Material to process:
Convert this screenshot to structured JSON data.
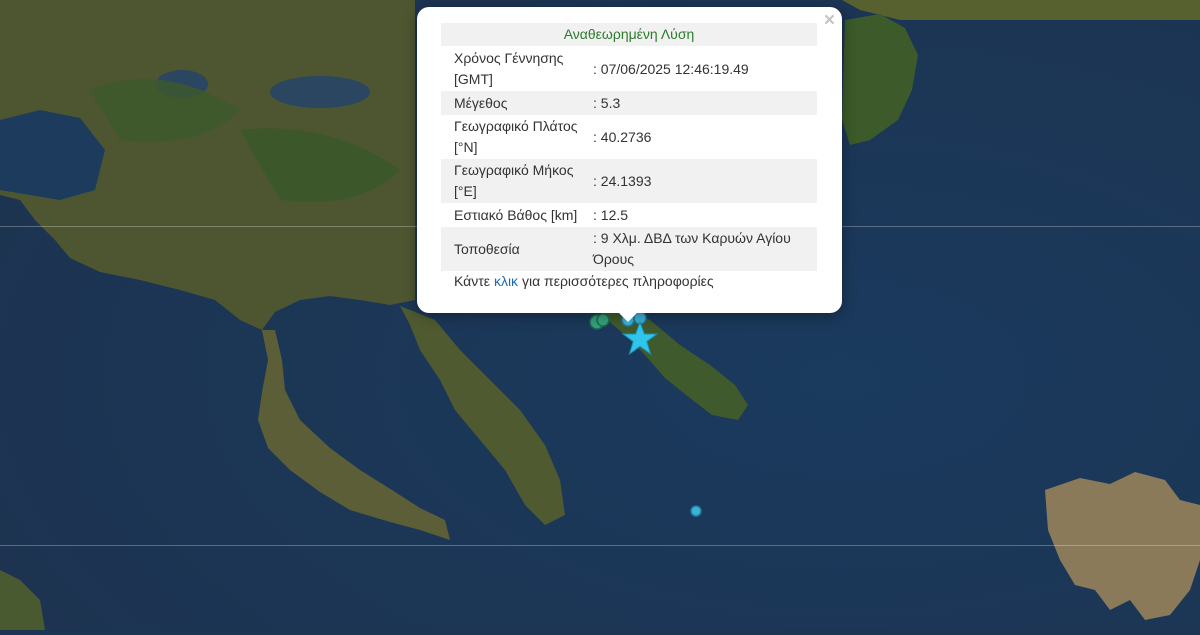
{
  "popup": {
    "title": "Αναθεωρημένη Λύση",
    "close_glyph": "×",
    "rows": [
      {
        "label": "Χρόνος Γέννησης [GMT]",
        "value": ": 07/06/2025 12:46:19.49"
      },
      {
        "label": "Μέγεθος",
        "value": ": 5.3"
      },
      {
        "label": "Γεωγραφικό Πλάτος [°N]",
        "value": ": 40.2736"
      },
      {
        "label": "Γεωγραφικό Μήκος [°E]",
        "value": ": 24.1393"
      },
      {
        "label": "Εστιακό Βάθος [km]",
        "value": ": 12.5"
      },
      {
        "label": "Τοποθεσία",
        "value": ": 9 Χλμ. ΔΒΔ των Καρυών Αγίου Όρους"
      }
    ],
    "footer_prefix": "Κάντε",
    "footer_link": "κλικ",
    "footer_suffix": "για περισσότερες πληροφορίες"
  },
  "markers": {
    "epicenter_icon": "star-icon",
    "epicenter_color": "#2fc6ec",
    "event_color_recent": "#3bb3d8",
    "event_color_older": "#35a07a"
  },
  "colors": {
    "sea": "#1b3553",
    "land": "#4d5530",
    "title_green": "#2c7c2c",
    "link_blue": "#1e6ab5"
  }
}
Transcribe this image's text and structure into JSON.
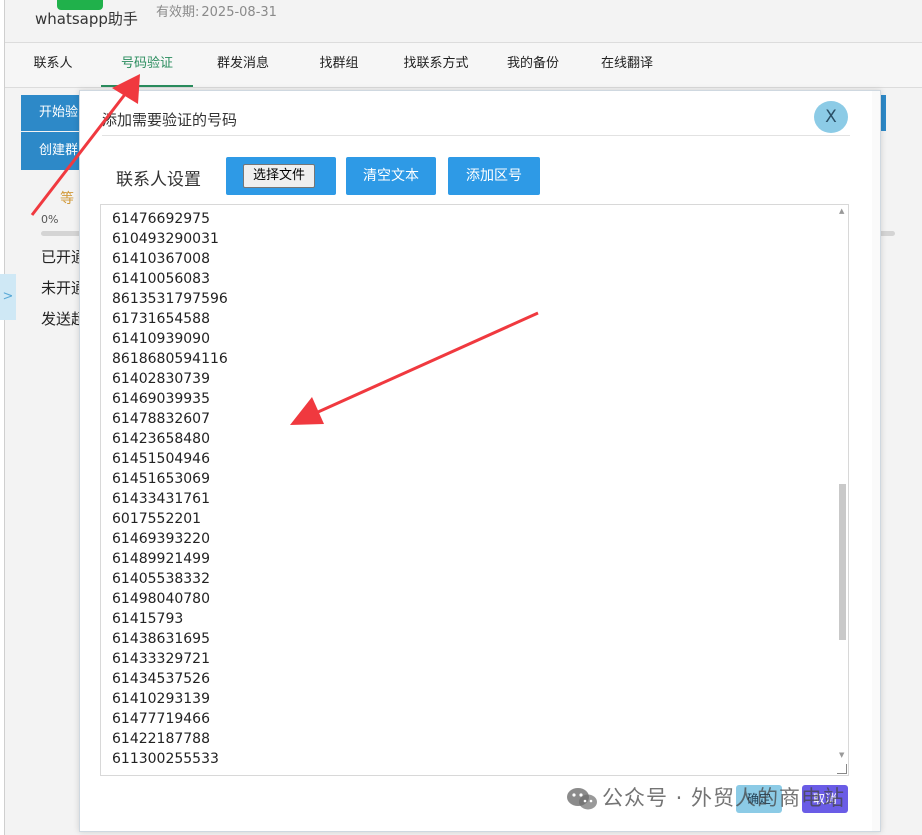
{
  "app": {
    "name": "whatsapp助手",
    "expiry_label": "有效期:",
    "expiry_date": "2025-08-31",
    "brand_color": "#20b14b"
  },
  "tabs": [
    {
      "label": "联系人",
      "active": false
    },
    {
      "label": "号码验证",
      "active": true
    },
    {
      "label": "群发消息",
      "active": false
    },
    {
      "label": "找群组",
      "active": false
    },
    {
      "label": "找联系方式",
      "active": false
    },
    {
      "label": "我的备份",
      "active": false
    },
    {
      "label": "在线翻译",
      "active": false
    }
  ],
  "background": {
    "button1": "开始验",
    "button2": "创建群",
    "waiting": "等",
    "progress_label": "0%",
    "progress": 0,
    "lines": [
      "已开通",
      "未开通",
      "发送超"
    ],
    "side_toggle": ">"
  },
  "modal": {
    "title": "添加需要验证的号码",
    "close_label": "X",
    "settings_label": "联系人设置",
    "file_button": "选择文件",
    "clear_button": "清空文本",
    "area_code_button": "添加区号",
    "numbers": [
      "61476692975",
      "610493290031",
      "61410367008",
      "61410056083",
      "8613531797596",
      "61731654588",
      "61410939090",
      "8618680594116",
      "61402830739",
      "61469039935",
      "61478832607",
      "61423658480",
      "61451504946",
      "61451653069",
      "61433431761",
      "6017552201",
      "61469393220",
      "61489921499",
      "61405538332",
      "61498040780",
      "61415793",
      "61438631695",
      "61433329721",
      "61434537526",
      "61410293139",
      "61477719466",
      "61422187788",
      "611300255533"
    ],
    "ok_button": "确定",
    "cancel_button": "取消"
  },
  "colors": {
    "primary_blue": "#2e9ae6",
    "active_tab": "#2a8d5e",
    "cancel": "#6a5ce6",
    "annotation_arrow": "#f0393f"
  },
  "watermark": {
    "text": "公众号 · 外贸人的商电站"
  }
}
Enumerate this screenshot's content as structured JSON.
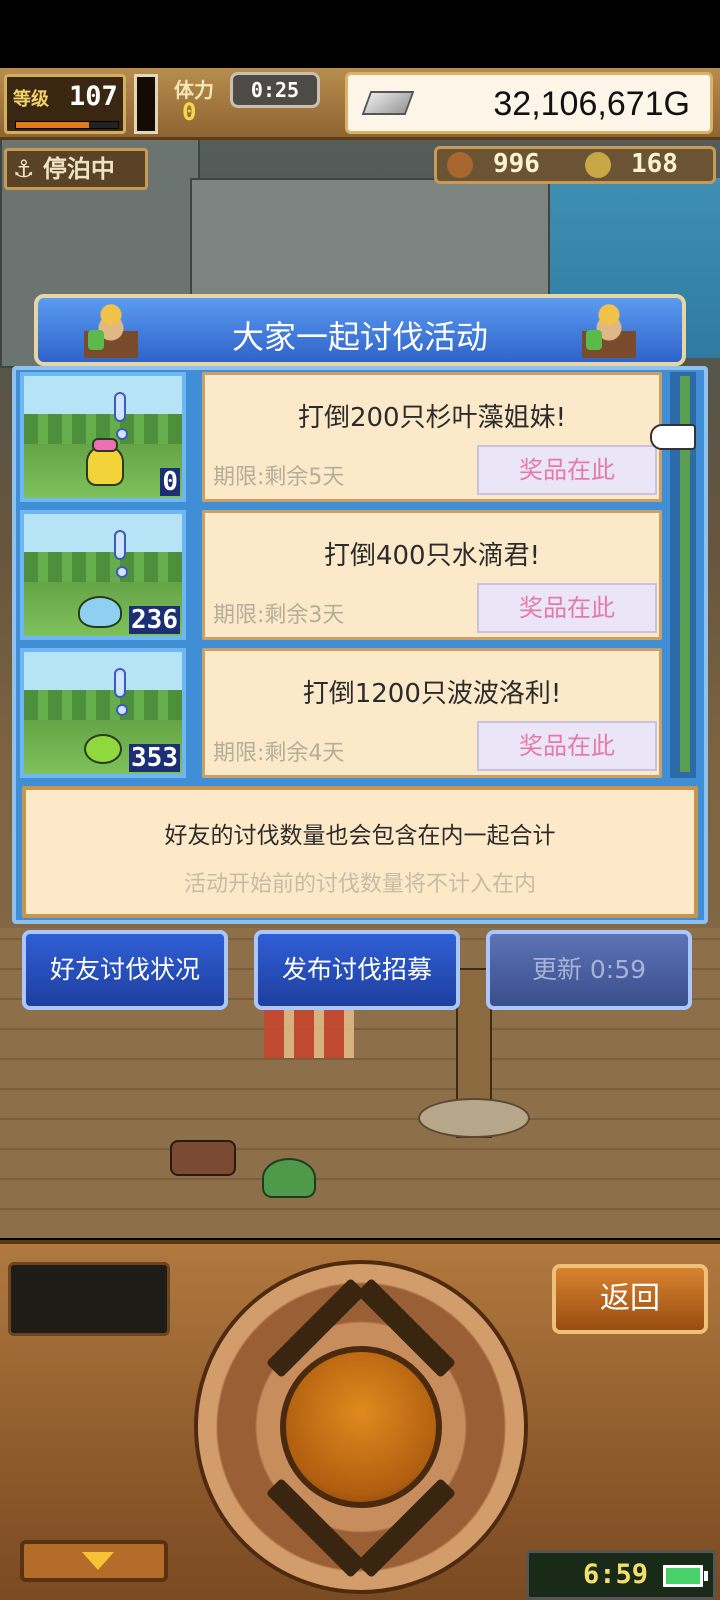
{
  "hud": {
    "level_label": "等级",
    "level": "107",
    "stamina_label": "体力",
    "stamina": "0",
    "timer": "0:25",
    "gold": "32,106,671G",
    "port_status": "停泊中",
    "resource_1": "996",
    "resource_2": "168"
  },
  "event": {
    "title": "大家一起讨伐活动",
    "quests": [
      {
        "title": "打倒200只杉叶藻姐妹!",
        "deadline": "期限:剩余5天",
        "reward": "奖品在此",
        "count": "0"
      },
      {
        "title": "打倒400只水滴君!",
        "deadline": "期限:剩余3天",
        "reward": "奖品在此",
        "count": "236"
      },
      {
        "title": "打倒1200只波波洛利!",
        "deadline": "期限:剩余4天",
        "reward": "奖品在此",
        "count": "353"
      }
    ],
    "note_main": "好友的讨伐数量也会包含在内一起合计",
    "note_sub": "活动开始前的讨伐数量将不计入在内",
    "buttons": {
      "friend_status": "好友讨伐状况",
      "post_recruit": "发布讨伐招募",
      "refresh": "更新 0:59"
    }
  },
  "controls": {
    "back": "返回",
    "clock": "6:59"
  },
  "colors": {
    "panel_blue": "#3f8ed6",
    "reward_text": "#e57aa8",
    "card_bg": "#fbe9c9"
  }
}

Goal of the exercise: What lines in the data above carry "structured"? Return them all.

Written reply:
Convert this screenshot to structured JSON data.
Enumerate this screenshot's content as structured JSON.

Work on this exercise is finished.